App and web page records
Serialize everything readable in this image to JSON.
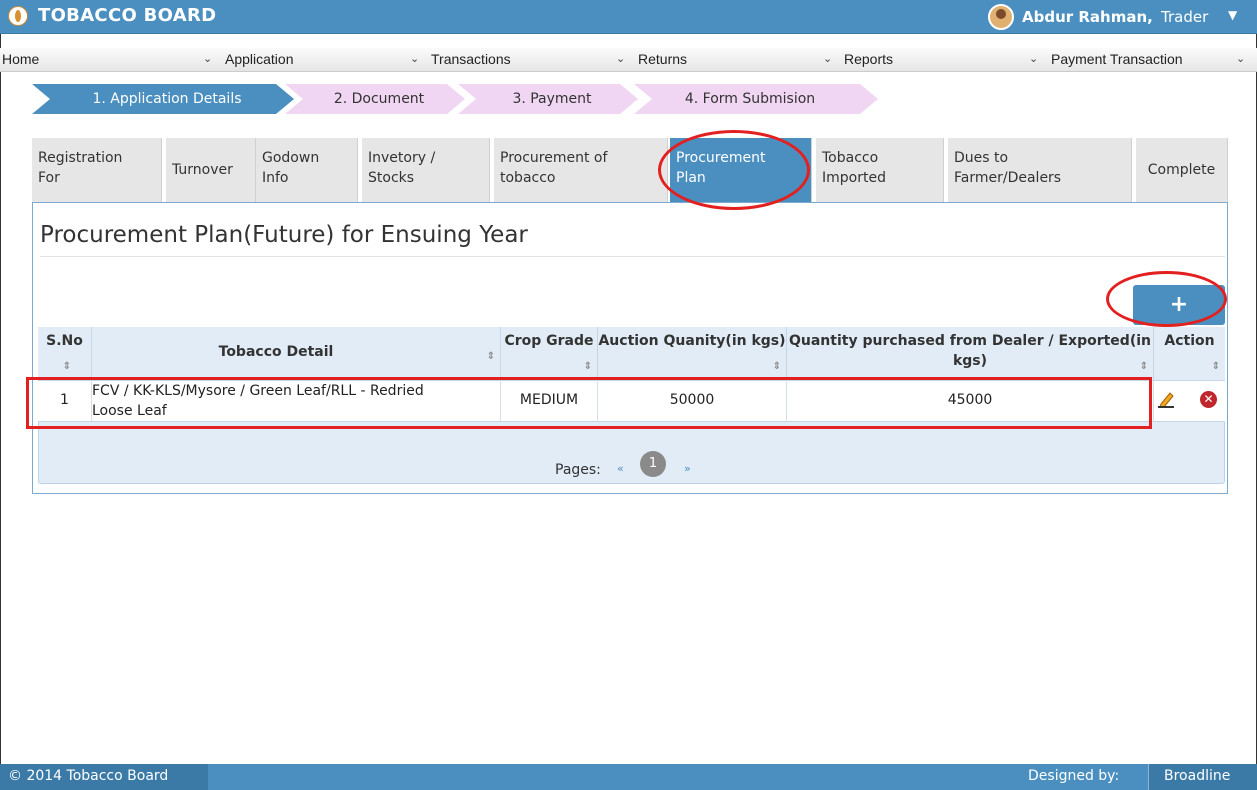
{
  "header": {
    "title": "TOBACCO BOARD",
    "user_name": "Abdur Rahman,",
    "user_role": "Trader"
  },
  "menu": [
    {
      "label": "Home"
    },
    {
      "label": "Application"
    },
    {
      "label": "Transactions"
    },
    {
      "label": "Returns"
    },
    {
      "label": "Reports"
    },
    {
      "label": "Payment Transaction"
    }
  ],
  "steps": [
    {
      "label": "1. Application Details",
      "state": "current"
    },
    {
      "label": "2. Document",
      "state": "pending"
    },
    {
      "label": "3. Payment",
      "state": "pending"
    },
    {
      "label": "4. Form Submision",
      "state": "pending"
    }
  ],
  "tabs": [
    {
      "line1": "Registration",
      "line2": "For"
    },
    {
      "line1": "Turnover",
      "line2": ""
    },
    {
      "line1": "Godown",
      "line2": "Info"
    },
    {
      "line1": "Invetory /",
      "line2": "Stocks"
    },
    {
      "line1": "Procurement of",
      "line2": "tobacco"
    },
    {
      "line1": "Procurement",
      "line2": "Plan",
      "active": true
    },
    {
      "line1": "Tobacco",
      "line2": "Imported"
    },
    {
      "line1": "Dues to",
      "line2": "Farmer/Dealers"
    },
    {
      "line1": "Complete",
      "line2": ""
    }
  ],
  "section": {
    "title": "Procurement Plan(Future) for Ensuing Year",
    "add_button": "+"
  },
  "table": {
    "columns": [
      "S.No",
      "Tobacco Detail",
      "Crop Grade",
      "Auction Quanity(in kgs)",
      "Quantity purchased from Dealer / Exported(in kgs)",
      "Action"
    ],
    "col_h1": "Quantity purchased from Dealer / Exported(in",
    "col_h2": "kgs)",
    "rows": [
      {
        "sno": "1",
        "detail_line1": "FCV / KK-KLS/Mysore / Green Leaf/RLL - Redried",
        "detail_line2": "Loose Leaf",
        "crop_grade": "MEDIUM",
        "auction_qty": "50000",
        "dealer_qty": "45000"
      }
    ]
  },
  "pagination": {
    "label": "Pages:",
    "prev": "«",
    "current": "1",
    "next": "»"
  },
  "footer": {
    "copyright": "© 2014 Tobacco Board",
    "designed_by": "Designed by:",
    "brand": "Broadline"
  },
  "colors": {
    "primary": "#4a8fbf",
    "step_pending": "#f0d6f2",
    "annotation": "#e32020",
    "delete": "#c0272d"
  },
  "icons": [
    "logo-icon",
    "user-avatar-icon",
    "chevron-down-icon",
    "plus-icon",
    "sort-icon",
    "edit-pencil-icon",
    "delete-icon"
  ]
}
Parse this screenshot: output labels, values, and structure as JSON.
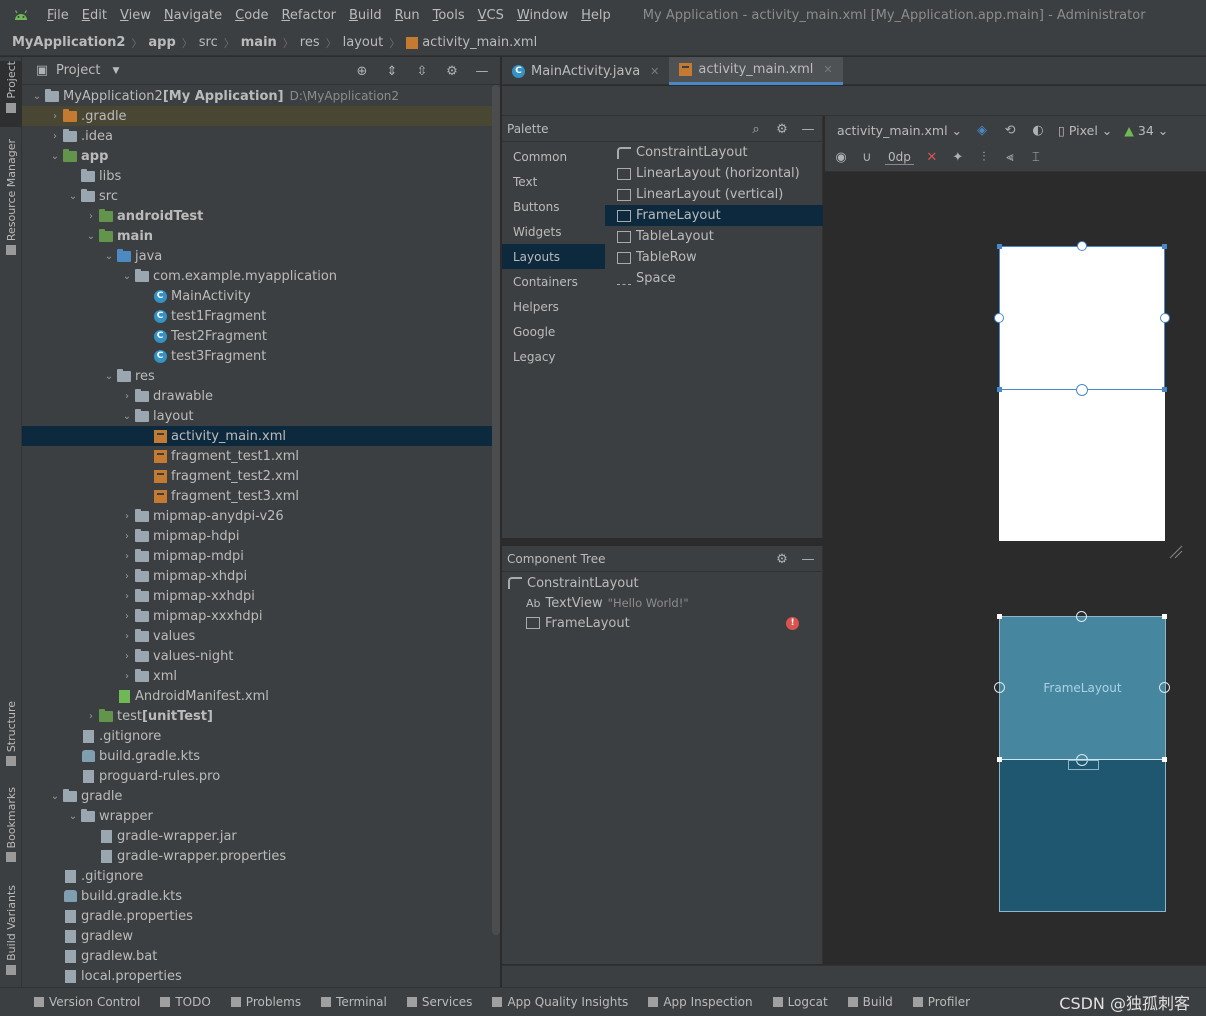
{
  "menu": {
    "items": [
      {
        "u": "F",
        "rest": "ile"
      },
      {
        "u": "E",
        "rest": "dit"
      },
      {
        "u": "V",
        "rest": "iew"
      },
      {
        "u": "N",
        "rest": "avigate"
      },
      {
        "u": "C",
        "rest": "ode"
      },
      {
        "u": "R",
        "rest": "efactor"
      },
      {
        "u": "B",
        "rest": "uild"
      },
      {
        "u": "R",
        "rest": "un"
      },
      {
        "u": "T",
        "rest": "ools"
      },
      {
        "u": "V",
        "rest": "CS"
      },
      {
        "u": "W",
        "rest": "indow"
      },
      {
        "u": "H",
        "rest": "elp"
      }
    ],
    "window_title": "My Application - activity_main.xml [My_Application.app.main] - Administrator"
  },
  "breadcrumb": [
    "MyApplication2",
    "app",
    "src",
    "main",
    "res",
    "layout",
    "activity_main.xml"
  ],
  "left_toolbar": {
    "project": "Project",
    "resource_manager": "Resource Manager",
    "structure": "Structure",
    "bookmarks": "Bookmarks",
    "build_variants": "Build Variants"
  },
  "project_panel": {
    "title": "Project",
    "tree": [
      {
        "depth": 0,
        "arrow": "⌄",
        "icon": "folder",
        "label": "MyApplication2",
        "bold_suffix": " [My Application]",
        "suffix": "D:\\MyApplication2"
      },
      {
        "depth": 1,
        "arrow": "›",
        "icon": "folder-orange",
        "label": ".gradle",
        "highlight": true
      },
      {
        "depth": 1,
        "arrow": "›",
        "icon": "folder",
        "label": ".idea"
      },
      {
        "depth": 1,
        "arrow": "⌄",
        "icon": "folder-green",
        "label": "app",
        "bold": true
      },
      {
        "depth": 2,
        "arrow": "",
        "icon": "folder",
        "label": "libs"
      },
      {
        "depth": 2,
        "arrow": "⌄",
        "icon": "folder",
        "label": "src"
      },
      {
        "depth": 3,
        "arrow": "›",
        "icon": "folder-green",
        "label": "androidTest",
        "bold": true
      },
      {
        "depth": 3,
        "arrow": "⌄",
        "icon": "folder-green",
        "label": "main",
        "bold": true
      },
      {
        "depth": 4,
        "arrow": "⌄",
        "icon": "folder-blue",
        "label": "java"
      },
      {
        "depth": 5,
        "arrow": "⌄",
        "icon": "folder",
        "label": "com.example.myapplication"
      },
      {
        "depth": 6,
        "arrow": "",
        "icon": "class",
        "label": "MainActivity"
      },
      {
        "depth": 6,
        "arrow": "",
        "icon": "class",
        "label": "test1Fragment"
      },
      {
        "depth": 6,
        "arrow": "",
        "icon": "class",
        "label": "Test2Fragment"
      },
      {
        "depth": 6,
        "arrow": "",
        "icon": "class",
        "label": "test3Fragment"
      },
      {
        "depth": 4,
        "arrow": "⌄",
        "icon": "folder",
        "label": "res"
      },
      {
        "depth": 5,
        "arrow": "›",
        "icon": "folder",
        "label": "drawable"
      },
      {
        "depth": 5,
        "arrow": "⌄",
        "icon": "folder",
        "label": "layout"
      },
      {
        "depth": 6,
        "arrow": "",
        "icon": "xml",
        "label": "activity_main.xml",
        "selected": true
      },
      {
        "depth": 6,
        "arrow": "",
        "icon": "xml",
        "label": "fragment_test1.xml"
      },
      {
        "depth": 6,
        "arrow": "",
        "icon": "xml",
        "label": "fragment_test2.xml"
      },
      {
        "depth": 6,
        "arrow": "",
        "icon": "xml",
        "label": "fragment_test3.xml"
      },
      {
        "depth": 5,
        "arrow": "›",
        "icon": "folder",
        "label": "mipmap-anydpi-v26"
      },
      {
        "depth": 5,
        "arrow": "›",
        "icon": "folder",
        "label": "mipmap-hdpi"
      },
      {
        "depth": 5,
        "arrow": "›",
        "icon": "folder",
        "label": "mipmap-mdpi"
      },
      {
        "depth": 5,
        "arrow": "›",
        "icon": "folder",
        "label": "mipmap-xhdpi"
      },
      {
        "depth": 5,
        "arrow": "›",
        "icon": "folder",
        "label": "mipmap-xxhdpi"
      },
      {
        "depth": 5,
        "arrow": "›",
        "icon": "folder",
        "label": "mipmap-xxxhdpi"
      },
      {
        "depth": 5,
        "arrow": "›",
        "icon": "folder",
        "label": "values"
      },
      {
        "depth": 5,
        "arrow": "›",
        "icon": "folder",
        "label": "values-night"
      },
      {
        "depth": 5,
        "arrow": "›",
        "icon": "folder",
        "label": "xml"
      },
      {
        "depth": 4,
        "arrow": "",
        "icon": "manifest",
        "label": "AndroidManifest.xml"
      },
      {
        "depth": 3,
        "arrow": "›",
        "icon": "folder-green",
        "label": "test",
        "bold_suffix": " [unitTest]"
      },
      {
        "depth": 2,
        "arrow": "",
        "icon": "file",
        "label": ".gitignore"
      },
      {
        "depth": 2,
        "arrow": "",
        "icon": "gradle",
        "label": "build.gradle.kts"
      },
      {
        "depth": 2,
        "arrow": "",
        "icon": "file",
        "label": "proguard-rules.pro"
      },
      {
        "depth": 1,
        "arrow": "⌄",
        "icon": "folder",
        "label": "gradle"
      },
      {
        "depth": 2,
        "arrow": "⌄",
        "icon": "folder",
        "label": "wrapper"
      },
      {
        "depth": 3,
        "arrow": "",
        "icon": "file",
        "label": "gradle-wrapper.jar"
      },
      {
        "depth": 3,
        "arrow": "",
        "icon": "file",
        "label": "gradle-wrapper.properties"
      },
      {
        "depth": 1,
        "arrow": "",
        "icon": "file",
        "label": ".gitignore"
      },
      {
        "depth": 1,
        "arrow": "",
        "icon": "gradle",
        "label": "build.gradle.kts"
      },
      {
        "depth": 1,
        "arrow": "",
        "icon": "file",
        "label": "gradle.properties"
      },
      {
        "depth": 1,
        "arrow": "",
        "icon": "file",
        "label": "gradlew"
      },
      {
        "depth": 1,
        "arrow": "",
        "icon": "file",
        "label": "gradlew.bat"
      },
      {
        "depth": 1,
        "arrow": "",
        "icon": "file",
        "label": "local.properties"
      }
    ]
  },
  "editor_tabs": [
    {
      "label": "MainActivity.java",
      "icon": "class",
      "active": false
    },
    {
      "label": "activity_main.xml",
      "icon": "xml",
      "active": true
    }
  ],
  "palette": {
    "title": "Palette",
    "categories": [
      "Common",
      "Text",
      "Buttons",
      "Widgets",
      "Layouts",
      "Containers",
      "Helpers",
      "Google",
      "Legacy"
    ],
    "selected_category": "Layouts",
    "widgets": [
      "ConstraintLayout",
      "LinearLayout (horizontal)",
      "LinearLayout (vertical)",
      "FrameLayout",
      "TableLayout",
      "TableRow",
      "Space"
    ],
    "selected_widget": "FrameLayout"
  },
  "component_tree": {
    "title": "Component Tree",
    "items": [
      {
        "depth": 0,
        "icon": "constraint-icon",
        "label": "ConstraintLayout",
        "hint": ""
      },
      {
        "depth": 1,
        "icon": "textview-icon",
        "prefix": "Ab",
        "label": "TextView",
        "hint": "\"Hello World!\""
      },
      {
        "depth": 1,
        "icon": "framelayout-icon",
        "label": "FrameLayout",
        "hint": "",
        "error": true
      }
    ]
  },
  "design_toolbar": {
    "file": "activity_main.xml",
    "device": "Pixel",
    "api": "34",
    "margin": "0dp"
  },
  "design": {
    "blueprint_label": "FrameLayout"
  },
  "statusbar": [
    "Version Control",
    "TODO",
    "Problems",
    "Terminal",
    "Services",
    "App Quality Insights",
    "App Inspection",
    "Logcat",
    "Build",
    "Profiler"
  ],
  "watermark": "CSDN @独孤刺客",
  "colors": {
    "selection": "#0d293e",
    "accent": "#4a88c7",
    "blueprint": "#1f5670"
  }
}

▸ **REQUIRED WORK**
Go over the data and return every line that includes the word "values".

▸ **SOLUTION FOR THIS EXERCISE**
Parse this screenshot: output labels, values, and structure as JSON.
        "label": "values"
        "label": "values-night"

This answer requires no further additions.